> [WHAT THE TASK REQUIRES] Give back each line of the data exactly as it reads, minus the pictures.

Component data from apps and pages
☆ ☆ ☆ ☆ ☆

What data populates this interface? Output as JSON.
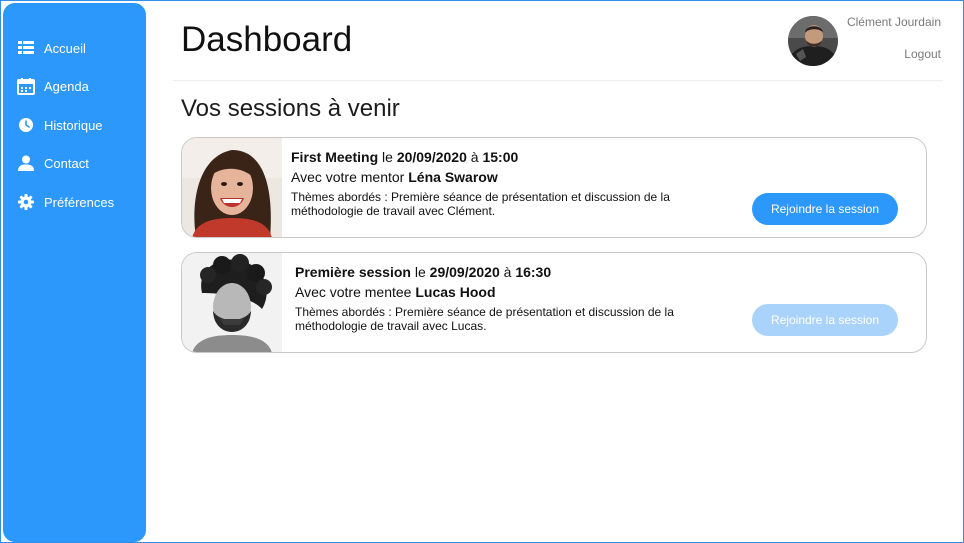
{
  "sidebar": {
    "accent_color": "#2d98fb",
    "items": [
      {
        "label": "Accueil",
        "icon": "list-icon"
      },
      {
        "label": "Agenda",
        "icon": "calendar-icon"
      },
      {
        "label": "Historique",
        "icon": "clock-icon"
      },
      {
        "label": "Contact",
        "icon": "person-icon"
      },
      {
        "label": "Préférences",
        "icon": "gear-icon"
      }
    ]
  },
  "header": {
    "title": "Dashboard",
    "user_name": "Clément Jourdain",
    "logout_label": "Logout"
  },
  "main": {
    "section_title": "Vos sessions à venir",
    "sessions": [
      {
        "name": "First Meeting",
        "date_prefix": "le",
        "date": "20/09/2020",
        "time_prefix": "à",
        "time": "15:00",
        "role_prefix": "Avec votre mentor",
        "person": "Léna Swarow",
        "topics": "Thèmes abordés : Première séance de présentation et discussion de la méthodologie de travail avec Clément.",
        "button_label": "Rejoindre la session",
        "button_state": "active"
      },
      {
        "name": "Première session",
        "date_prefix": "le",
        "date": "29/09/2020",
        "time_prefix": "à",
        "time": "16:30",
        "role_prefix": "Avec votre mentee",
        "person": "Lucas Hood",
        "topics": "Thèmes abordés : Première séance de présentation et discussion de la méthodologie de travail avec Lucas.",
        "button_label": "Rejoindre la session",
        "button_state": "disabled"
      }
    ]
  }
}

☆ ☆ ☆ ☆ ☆

> [ANSWER BELOW]
What data populates this interface? Output as JSON.
{
  "sidebar": {
    "accent_color": "#2d98fb",
    "items": [
      {
        "label": "Accueil",
        "icon": "list-icon"
      },
      {
        "label": "Agenda",
        "icon": "calendar-icon"
      },
      {
        "label": "Historique",
        "icon": "clock-icon"
      },
      {
        "label": "Contact",
        "icon": "person-icon"
      },
      {
        "label": "Préférences",
        "icon": "gear-icon"
      }
    ]
  },
  "header": {
    "title": "Dashboard",
    "user_name": "Clément Jourdain",
    "logout_label": "Logout"
  },
  "main": {
    "section_title": "Vos sessions à venir",
    "sessions": [
      {
        "name": "First Meeting",
        "date_prefix": "le",
        "date": "20/09/2020",
        "time_prefix": "à",
        "time": "15:00",
        "role_prefix": "Avec votre mentor",
        "person": "Léna Swarow",
        "topics": "Thèmes abordés : Première séance de présentation et discussion de la méthodologie de travail avec Clément.",
        "button_label": "Rejoindre la session",
        "button_state": "active"
      },
      {
        "name": "Première session",
        "date_prefix": "le",
        "date": "29/09/2020",
        "time_prefix": "à",
        "time": "16:30",
        "role_prefix": "Avec votre mentee",
        "person": "Lucas Hood",
        "topics": "Thèmes abordés : Première séance de présentation et discussion de la méthodologie de travail avec Lucas.",
        "button_label": "Rejoindre la session",
        "button_state": "disabled"
      }
    ]
  }
}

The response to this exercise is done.